    2. Androgen Excess (e.g. Anabolic Steroids)
    3. Estrogen excess (e.g. tumor)
    4. Pituitary Adenoma
    5. Hemochromatosis
    6. Kallman Syndrome
    7. Infiltrative Disorder
      1. Sarcoidosis
      2. Tuberculosis
  • History
  1. See Infertility for coital factor history
  2. Comorbid condition
    1. Diabetes Mellitus
    2. Prior surgeries
      1. Cryptorchidism
      2. Testicular Torsion
      3. Genitourinary ot retroperitoneal surgery
  3. Social history
    1. Gonadotoxin use (Medications that Impair Male Fertility)
  4. Review of Systems
    1. Anosmia (Kallmann's Syndrome)
    2. Chronic Sinusitis and Bronchiectasis
      1. Young's Syndrome
      2. Kartagener's Syndrome (also with Situs inversus)
    3. Visual Field defect, Galactorrhea (Pituitary Lesion)
  • Exam
  1. Signs of Endocrinopathy (Hypogonadotropic Hypogonadism)

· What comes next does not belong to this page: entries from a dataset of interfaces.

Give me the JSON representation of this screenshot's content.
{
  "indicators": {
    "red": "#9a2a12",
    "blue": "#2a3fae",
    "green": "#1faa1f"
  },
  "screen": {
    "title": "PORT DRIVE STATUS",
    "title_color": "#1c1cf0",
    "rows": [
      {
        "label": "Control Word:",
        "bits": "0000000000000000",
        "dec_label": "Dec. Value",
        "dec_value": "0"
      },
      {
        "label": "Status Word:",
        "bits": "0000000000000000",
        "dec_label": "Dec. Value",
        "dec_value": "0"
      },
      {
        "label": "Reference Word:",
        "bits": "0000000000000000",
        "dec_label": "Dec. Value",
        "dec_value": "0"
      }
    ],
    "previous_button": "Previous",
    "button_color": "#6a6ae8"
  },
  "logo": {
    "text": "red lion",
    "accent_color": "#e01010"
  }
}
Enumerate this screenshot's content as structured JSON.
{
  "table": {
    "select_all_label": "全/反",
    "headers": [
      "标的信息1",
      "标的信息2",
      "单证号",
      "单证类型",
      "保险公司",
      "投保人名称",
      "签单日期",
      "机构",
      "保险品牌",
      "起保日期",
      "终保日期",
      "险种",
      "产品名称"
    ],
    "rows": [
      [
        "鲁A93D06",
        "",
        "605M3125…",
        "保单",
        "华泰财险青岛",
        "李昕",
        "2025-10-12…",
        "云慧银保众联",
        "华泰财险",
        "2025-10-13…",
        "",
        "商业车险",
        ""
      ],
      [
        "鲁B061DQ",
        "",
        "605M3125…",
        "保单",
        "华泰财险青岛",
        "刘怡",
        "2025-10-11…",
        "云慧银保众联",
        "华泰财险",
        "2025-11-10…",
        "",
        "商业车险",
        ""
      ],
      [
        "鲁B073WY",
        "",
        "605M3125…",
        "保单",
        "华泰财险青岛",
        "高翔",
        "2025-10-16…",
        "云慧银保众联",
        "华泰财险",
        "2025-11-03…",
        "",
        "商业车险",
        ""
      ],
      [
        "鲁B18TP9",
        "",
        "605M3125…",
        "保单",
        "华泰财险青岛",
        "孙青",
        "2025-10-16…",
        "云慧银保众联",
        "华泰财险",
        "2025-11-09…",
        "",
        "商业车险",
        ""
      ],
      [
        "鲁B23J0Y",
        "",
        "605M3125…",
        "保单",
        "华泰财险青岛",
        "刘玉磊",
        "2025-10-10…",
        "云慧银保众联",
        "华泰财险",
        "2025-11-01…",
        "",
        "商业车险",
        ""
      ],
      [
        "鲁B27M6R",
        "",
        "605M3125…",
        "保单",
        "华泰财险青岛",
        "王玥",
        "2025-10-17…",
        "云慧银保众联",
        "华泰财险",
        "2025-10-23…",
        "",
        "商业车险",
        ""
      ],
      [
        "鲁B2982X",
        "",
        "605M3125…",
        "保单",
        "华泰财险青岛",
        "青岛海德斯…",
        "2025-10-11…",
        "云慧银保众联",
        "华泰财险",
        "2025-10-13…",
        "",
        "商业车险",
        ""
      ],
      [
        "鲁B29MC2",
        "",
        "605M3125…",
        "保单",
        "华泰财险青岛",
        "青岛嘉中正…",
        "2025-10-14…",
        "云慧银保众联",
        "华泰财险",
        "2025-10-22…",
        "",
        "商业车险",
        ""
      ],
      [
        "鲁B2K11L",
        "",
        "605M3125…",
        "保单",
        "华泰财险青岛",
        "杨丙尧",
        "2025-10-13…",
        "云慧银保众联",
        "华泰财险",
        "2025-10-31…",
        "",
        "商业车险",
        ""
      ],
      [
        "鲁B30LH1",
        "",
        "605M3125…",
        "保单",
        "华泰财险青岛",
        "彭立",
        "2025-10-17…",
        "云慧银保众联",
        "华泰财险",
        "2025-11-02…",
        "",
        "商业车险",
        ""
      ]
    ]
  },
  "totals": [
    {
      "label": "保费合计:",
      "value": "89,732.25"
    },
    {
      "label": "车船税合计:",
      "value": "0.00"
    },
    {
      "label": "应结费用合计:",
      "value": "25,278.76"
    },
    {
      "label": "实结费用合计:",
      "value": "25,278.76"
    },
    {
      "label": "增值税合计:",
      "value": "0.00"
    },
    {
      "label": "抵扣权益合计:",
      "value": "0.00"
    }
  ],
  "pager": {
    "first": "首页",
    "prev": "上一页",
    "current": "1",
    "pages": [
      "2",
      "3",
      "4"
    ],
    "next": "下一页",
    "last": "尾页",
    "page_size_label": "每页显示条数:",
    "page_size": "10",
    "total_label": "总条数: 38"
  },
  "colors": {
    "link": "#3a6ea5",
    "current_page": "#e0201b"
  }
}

    1. Thyromegaly
    2. Dermatologic changes in hair or fat
  2. Genital exam
    1. Hypospadias
    2. Assess testicular size
      1. Normal >20 cm or >4 cm in diameter
    3. Assess vas deferens and epididymis
    4. Varicocele
  3. Rectal exam
    1. Assess Prostate Gland for Nodules or swelling
  • Evaluation
  1. Step 1: Semen Analysis
    1. Obtain 2 samples at 2-3 months apart
      1. Three month interval between tests reflects a >2 month sperm generation time
    2. Normal Semen Analysis
      1. Evaluate for Female Infertility
      2. Discontinue Gonadotoxins
      3. Discontinue lubricant use with intercourse
      4. Reevaluate timing of intercourse during Ovulation
    3. Abnormal Semen Analysis
      1. Varicocele present
        1. Consider referral to Urology for repair
        2. Inadequate data to suggest corrective surgery improves conception rates
          1. Baazeem (2011) Eur Urol 60(4): 796-808 [PubMed]
      2. No Varicocele present
        1. Go to Step 2a Below
    4. Leukospermia (>1 million WBCs per ml)
      1. Diagnosis requires additional staining of WBCs
      2. May be consistent with Prostatitis
      3. Treat with Doxycycline 100 mg PO bid for 2 weeks
      4. Repeat Semen Analysis after treatment
    5. Azoospermia (No sperm present): 10-15% of cases
      1. Refer to Male Infertility clinic
      2. Further evaluation will distinguish causes
        1. Vas deferens abnormality (absence, Vasectomy)
        2. Hypogonadotropic Hypogonadism
        3. Testicular abnormality
  2. Step 2a: Is semen volume <1.5 ml?
    1. No: Semen volume normal: Go to Step 3
    2. Yes: Semen volume <1.5 ml: Go to Step 2b
  3. Step 2b: Obtain post-ejaculatory urine analysis
    1. Positive: Retrograde Ejaculation
      1. Consider Pseudophedrine 60 mg orally three times daily
    2. Negative: Possible ejaculatory duct obstruction
      1. Follicle Stimulating Hormone (FSH)
      2. Refer to Urology (and Transrectal Ultrasound)
  4. Step 3: Evaluate sperm concentration
    1. Sperm >10-15 million/ml
      1. Refer to Male Infertility clinic
    2. Sperm <10-15 million/ml (Oligospermia)
      1. Suggests Hypogonadism
        1. Primary Hypogonadism presents with increased FSH and decreased Serum Testosterone
        2. Secondary Hypogonadism presents with decreased FSH and decreased Serum Testosterone
      2. Refer to Male Infertility clinic
      3. Follicle Stimulating Hormone (FSH)
      4. Serum Testosterone
      5. Serum Prolactin
      6. Genetic Counseling for sperm <5 million/ml
  • Management
  • Non-specific options
  1. In Vitro Fertilization (with or without intracytoplasmic sperm injection)
    1. Standard approach to Male Infertility without reversible cause
  2. Hormonal agents
    1. Antiestrogens
    2. Gonadotropins
    3. Attia (2013) Cochrane Database Syst Rev (8): CD005071 [PubMed]
  3. Antioxidants
    1. Zinc supplementation
    2. Vitamin E Supplementation
    3. L-Carnitine supplementation
    4. Showell (2011) Cochrane Database Syst Rev (1): CD007411 [PubMed]